◆ Task requirements:
Leaving out the images, return the data below exactly as it is written.

◆ Stored data:
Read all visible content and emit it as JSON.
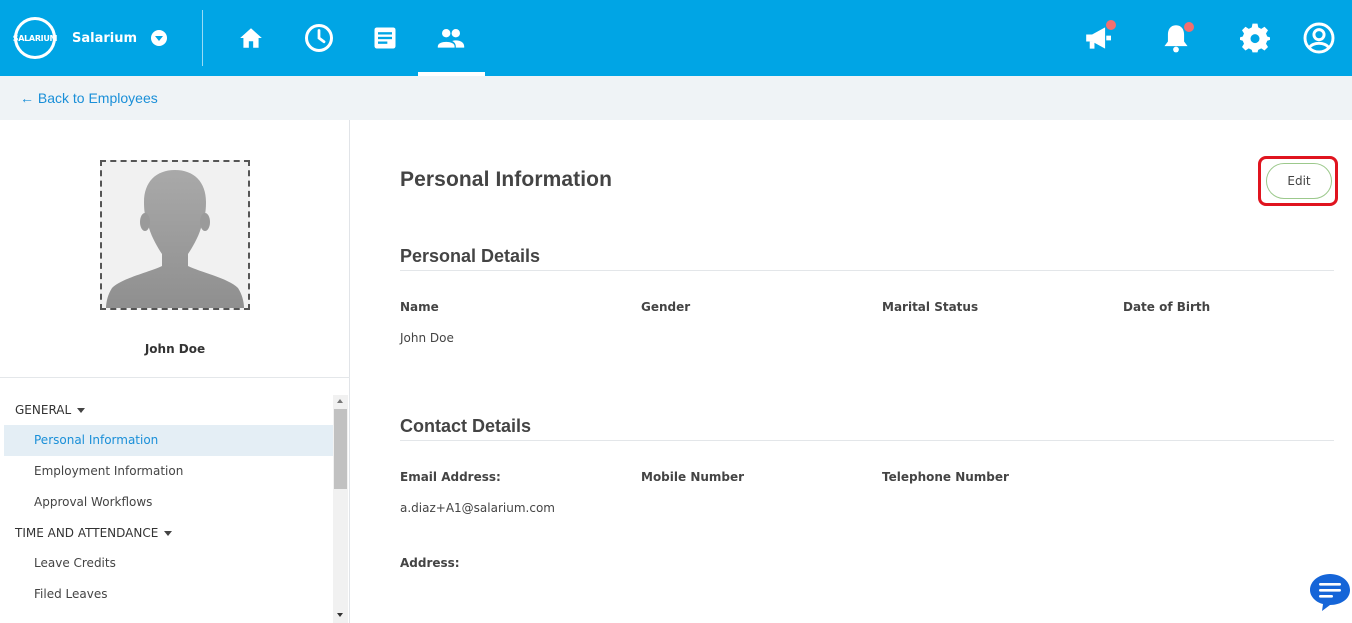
{
  "app": {
    "brand_logo_text": "SALARIUM",
    "company_name": "Salarium"
  },
  "nav": {
    "icons": [
      "home-icon",
      "clock-icon",
      "document-icon",
      "people-icon"
    ],
    "active": "people-icon",
    "right_icons": [
      "megaphone-icon",
      "bell-icon",
      "gear-icon",
      "user-account-icon"
    ]
  },
  "back_link": "← Back to Employees",
  "employee": {
    "name": "John Doe"
  },
  "sidebar": {
    "groups": [
      {
        "label": "GENERAL",
        "items": [
          "Personal Information",
          "Employment Information",
          "Approval Workflows"
        ]
      },
      {
        "label": "TIME AND ATTENDANCE",
        "items": [
          "Leave Credits",
          "Filed Leaves"
        ]
      }
    ],
    "active_item": "Personal Information"
  },
  "main": {
    "title": "Personal Information",
    "edit_label": "Edit",
    "personal_details": {
      "heading": "Personal Details",
      "labels": [
        "Name",
        "Gender",
        "Marital Status",
        "Date of Birth"
      ],
      "values": [
        "John Doe",
        "",
        "",
        ""
      ]
    },
    "contact_details": {
      "heading": "Contact Details",
      "labels": [
        "Email Address:",
        "Mobile Number",
        "Telephone Number"
      ],
      "values": [
        "a.diaz+A1@salarium.com",
        "",
        ""
      ],
      "address_label": "Address:"
    }
  },
  "colors": {
    "topbar": "#00a5e5",
    "link": "#1a8fd8",
    "highlight": "#e0141f",
    "notification_dot": "#f36f6f",
    "chat": "#1565d8"
  }
}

◆ Answer box:
Read all visible content and emit it as JSON.
{
  "app": {
    "brand_logo_text": "SALARIUM",
    "company_name": "Salarium"
  },
  "nav": {
    "icons": [
      "home-icon",
      "clock-icon",
      "document-icon",
      "people-icon"
    ],
    "active": "people-icon",
    "right_icons": [
      "megaphone-icon",
      "bell-icon",
      "gear-icon",
      "user-account-icon"
    ]
  },
  "back_link": "← Back to Employees",
  "employee": {
    "name": "John Doe"
  },
  "sidebar": {
    "groups": [
      {
        "label": "GENERAL",
        "items": [
          "Personal Information",
          "Employment Information",
          "Approval Workflows"
        ]
      },
      {
        "label": "TIME AND ATTENDANCE",
        "items": [
          "Leave Credits",
          "Filed Leaves"
        ]
      }
    ],
    "active_item": "Personal Information"
  },
  "main": {
    "title": "Personal Information",
    "edit_label": "Edit",
    "personal_details": {
      "heading": "Personal Details",
      "labels": [
        "Name",
        "Gender",
        "Marital Status",
        "Date of Birth"
      ],
      "values": [
        "John Doe",
        "",
        "",
        ""
      ]
    },
    "contact_details": {
      "heading": "Contact Details",
      "labels": [
        "Email Address:",
        "Mobile Number",
        "Telephone Number"
      ],
      "values": [
        "a.diaz+A1@salarium.com",
        "",
        ""
      ],
      "address_label": "Address:"
    }
  },
  "colors": {
    "topbar": "#00a5e5",
    "link": "#1a8fd8",
    "highlight": "#e0141f",
    "notification_dot": "#f36f6f",
    "chat": "#1565d8"
  }
}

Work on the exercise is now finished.